→ **Data**
⟨
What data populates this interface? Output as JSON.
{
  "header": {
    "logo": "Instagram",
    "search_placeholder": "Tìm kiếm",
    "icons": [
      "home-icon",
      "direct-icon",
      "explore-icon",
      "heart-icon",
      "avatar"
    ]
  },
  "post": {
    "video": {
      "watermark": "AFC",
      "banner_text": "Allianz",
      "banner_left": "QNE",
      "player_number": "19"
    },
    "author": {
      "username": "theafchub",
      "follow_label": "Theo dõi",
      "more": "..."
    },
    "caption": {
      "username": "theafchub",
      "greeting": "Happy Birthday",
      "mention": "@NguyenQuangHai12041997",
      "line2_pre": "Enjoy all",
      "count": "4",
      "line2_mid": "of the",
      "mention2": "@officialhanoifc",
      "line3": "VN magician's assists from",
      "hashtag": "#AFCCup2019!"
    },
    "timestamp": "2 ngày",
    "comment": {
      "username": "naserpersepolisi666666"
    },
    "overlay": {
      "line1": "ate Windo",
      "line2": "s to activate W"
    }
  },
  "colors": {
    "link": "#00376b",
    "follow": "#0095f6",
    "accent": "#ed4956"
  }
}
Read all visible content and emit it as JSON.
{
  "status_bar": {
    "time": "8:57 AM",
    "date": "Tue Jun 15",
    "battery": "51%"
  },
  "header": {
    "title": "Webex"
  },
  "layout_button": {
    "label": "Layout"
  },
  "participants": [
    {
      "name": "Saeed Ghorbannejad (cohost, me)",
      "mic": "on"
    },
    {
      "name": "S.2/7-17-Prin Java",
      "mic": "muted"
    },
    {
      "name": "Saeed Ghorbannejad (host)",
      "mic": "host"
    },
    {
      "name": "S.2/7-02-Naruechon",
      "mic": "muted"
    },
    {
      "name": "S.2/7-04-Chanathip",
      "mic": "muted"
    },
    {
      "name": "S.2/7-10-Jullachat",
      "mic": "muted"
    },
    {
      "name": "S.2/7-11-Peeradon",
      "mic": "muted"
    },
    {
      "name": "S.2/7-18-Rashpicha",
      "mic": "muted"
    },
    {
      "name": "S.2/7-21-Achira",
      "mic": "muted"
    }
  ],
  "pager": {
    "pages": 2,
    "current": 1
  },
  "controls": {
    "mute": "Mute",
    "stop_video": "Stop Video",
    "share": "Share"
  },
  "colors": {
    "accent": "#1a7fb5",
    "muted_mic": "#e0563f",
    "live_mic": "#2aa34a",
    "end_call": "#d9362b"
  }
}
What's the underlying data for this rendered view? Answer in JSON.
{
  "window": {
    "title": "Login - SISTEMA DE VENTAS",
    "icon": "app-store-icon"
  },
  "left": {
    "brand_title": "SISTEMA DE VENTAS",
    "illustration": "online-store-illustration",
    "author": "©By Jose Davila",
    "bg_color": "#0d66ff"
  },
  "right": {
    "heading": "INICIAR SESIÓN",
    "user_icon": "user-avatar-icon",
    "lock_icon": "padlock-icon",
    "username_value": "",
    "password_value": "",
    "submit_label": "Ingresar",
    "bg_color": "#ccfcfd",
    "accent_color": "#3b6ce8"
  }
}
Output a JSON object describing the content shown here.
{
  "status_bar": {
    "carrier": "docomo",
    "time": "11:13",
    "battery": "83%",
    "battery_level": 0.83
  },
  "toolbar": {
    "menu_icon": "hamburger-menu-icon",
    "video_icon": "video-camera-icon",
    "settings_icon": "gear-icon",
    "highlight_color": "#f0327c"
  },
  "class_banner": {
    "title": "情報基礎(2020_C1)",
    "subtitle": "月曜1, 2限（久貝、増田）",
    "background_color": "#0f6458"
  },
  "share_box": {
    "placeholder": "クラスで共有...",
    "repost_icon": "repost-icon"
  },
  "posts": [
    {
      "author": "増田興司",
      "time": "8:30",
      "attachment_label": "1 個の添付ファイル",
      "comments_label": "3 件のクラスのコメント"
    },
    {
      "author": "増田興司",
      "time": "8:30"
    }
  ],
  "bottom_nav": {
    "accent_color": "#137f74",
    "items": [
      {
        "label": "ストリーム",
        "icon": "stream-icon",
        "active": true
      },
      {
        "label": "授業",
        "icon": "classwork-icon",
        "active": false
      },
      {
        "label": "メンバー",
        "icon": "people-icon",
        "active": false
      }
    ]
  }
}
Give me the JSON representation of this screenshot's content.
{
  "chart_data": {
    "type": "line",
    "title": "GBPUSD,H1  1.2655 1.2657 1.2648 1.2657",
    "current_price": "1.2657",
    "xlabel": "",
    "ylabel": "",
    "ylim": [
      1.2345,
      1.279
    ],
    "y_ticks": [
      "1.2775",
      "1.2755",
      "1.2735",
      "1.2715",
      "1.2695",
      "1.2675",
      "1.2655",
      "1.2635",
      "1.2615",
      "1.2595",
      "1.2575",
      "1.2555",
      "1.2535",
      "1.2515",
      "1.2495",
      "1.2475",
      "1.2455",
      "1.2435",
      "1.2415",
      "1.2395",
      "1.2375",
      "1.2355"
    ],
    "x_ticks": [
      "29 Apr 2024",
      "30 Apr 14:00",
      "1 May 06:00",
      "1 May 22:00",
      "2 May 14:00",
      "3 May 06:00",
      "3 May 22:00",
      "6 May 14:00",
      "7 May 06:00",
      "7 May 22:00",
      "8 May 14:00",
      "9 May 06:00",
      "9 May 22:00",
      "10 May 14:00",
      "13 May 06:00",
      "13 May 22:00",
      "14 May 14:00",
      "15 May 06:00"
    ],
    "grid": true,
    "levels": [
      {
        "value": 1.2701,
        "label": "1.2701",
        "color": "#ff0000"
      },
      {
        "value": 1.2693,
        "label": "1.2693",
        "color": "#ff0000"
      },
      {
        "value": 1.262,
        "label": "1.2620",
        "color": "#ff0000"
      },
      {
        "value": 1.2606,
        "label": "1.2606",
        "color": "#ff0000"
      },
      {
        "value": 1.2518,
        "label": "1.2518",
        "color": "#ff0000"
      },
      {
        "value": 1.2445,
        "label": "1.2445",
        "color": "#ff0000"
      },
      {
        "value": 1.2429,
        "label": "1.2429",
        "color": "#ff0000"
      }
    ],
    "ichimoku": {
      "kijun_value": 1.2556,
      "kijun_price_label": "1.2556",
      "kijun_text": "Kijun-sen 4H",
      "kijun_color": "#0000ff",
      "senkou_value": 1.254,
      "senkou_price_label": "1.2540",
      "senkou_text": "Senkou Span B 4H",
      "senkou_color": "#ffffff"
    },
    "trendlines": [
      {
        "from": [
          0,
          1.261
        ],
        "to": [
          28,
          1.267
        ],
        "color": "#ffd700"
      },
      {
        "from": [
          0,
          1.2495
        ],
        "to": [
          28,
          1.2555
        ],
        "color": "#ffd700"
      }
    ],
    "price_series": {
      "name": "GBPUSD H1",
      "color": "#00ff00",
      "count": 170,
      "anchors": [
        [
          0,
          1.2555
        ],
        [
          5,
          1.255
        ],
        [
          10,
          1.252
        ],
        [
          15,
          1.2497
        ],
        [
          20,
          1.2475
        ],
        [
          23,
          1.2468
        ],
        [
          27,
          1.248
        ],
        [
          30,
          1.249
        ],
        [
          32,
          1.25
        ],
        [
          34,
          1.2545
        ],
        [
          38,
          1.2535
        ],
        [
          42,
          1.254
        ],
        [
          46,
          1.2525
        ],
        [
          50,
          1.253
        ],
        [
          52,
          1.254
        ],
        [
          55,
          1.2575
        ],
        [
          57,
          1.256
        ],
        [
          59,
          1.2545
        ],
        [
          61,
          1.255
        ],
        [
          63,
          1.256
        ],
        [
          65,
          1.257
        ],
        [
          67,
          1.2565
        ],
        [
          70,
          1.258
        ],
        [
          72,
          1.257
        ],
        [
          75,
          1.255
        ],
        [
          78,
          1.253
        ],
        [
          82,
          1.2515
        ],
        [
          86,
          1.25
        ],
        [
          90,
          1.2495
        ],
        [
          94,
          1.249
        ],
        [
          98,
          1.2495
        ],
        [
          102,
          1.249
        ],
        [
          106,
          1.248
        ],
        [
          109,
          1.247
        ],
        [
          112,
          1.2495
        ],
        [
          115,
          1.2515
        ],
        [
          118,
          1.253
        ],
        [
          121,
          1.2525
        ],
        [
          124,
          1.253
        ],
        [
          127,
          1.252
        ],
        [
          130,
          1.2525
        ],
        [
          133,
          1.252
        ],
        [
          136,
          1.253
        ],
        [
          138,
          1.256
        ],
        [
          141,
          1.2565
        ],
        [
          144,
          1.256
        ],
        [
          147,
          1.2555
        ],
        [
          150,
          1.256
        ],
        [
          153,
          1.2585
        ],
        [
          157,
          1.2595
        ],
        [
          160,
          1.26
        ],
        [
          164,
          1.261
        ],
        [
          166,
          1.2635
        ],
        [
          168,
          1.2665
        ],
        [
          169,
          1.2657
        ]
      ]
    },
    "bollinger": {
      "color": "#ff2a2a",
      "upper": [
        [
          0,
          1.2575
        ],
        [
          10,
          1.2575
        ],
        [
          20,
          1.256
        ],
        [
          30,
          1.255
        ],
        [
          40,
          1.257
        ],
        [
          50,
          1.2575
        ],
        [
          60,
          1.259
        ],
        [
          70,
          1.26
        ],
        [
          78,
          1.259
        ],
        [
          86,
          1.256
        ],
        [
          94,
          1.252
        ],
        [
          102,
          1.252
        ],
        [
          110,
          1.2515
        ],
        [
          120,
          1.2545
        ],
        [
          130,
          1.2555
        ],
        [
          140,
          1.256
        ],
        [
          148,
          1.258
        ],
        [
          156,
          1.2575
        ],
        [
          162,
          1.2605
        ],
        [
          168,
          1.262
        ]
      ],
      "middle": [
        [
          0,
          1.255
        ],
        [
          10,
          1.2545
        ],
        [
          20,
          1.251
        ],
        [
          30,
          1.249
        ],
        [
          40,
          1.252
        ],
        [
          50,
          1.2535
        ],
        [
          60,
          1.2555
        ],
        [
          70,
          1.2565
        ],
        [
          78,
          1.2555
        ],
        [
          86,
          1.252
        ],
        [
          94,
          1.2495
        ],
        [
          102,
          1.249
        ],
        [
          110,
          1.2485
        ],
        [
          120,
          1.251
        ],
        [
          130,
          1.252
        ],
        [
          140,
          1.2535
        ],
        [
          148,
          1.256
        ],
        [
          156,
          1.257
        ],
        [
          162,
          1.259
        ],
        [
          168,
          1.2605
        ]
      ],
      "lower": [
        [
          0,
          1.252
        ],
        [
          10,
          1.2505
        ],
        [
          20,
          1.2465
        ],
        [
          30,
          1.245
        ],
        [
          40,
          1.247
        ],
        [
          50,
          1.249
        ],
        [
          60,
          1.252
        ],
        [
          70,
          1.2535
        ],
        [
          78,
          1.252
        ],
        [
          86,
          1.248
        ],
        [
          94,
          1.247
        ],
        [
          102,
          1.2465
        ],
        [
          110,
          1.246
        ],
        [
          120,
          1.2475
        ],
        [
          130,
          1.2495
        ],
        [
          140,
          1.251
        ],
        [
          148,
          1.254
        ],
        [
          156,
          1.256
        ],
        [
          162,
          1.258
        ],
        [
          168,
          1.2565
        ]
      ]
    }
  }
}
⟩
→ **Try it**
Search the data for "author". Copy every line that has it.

→ **Reply to the exercise**
    "author": {
    "author": "©By Jose Davila",
      "author": "増田興司",
      "author": "増田興司",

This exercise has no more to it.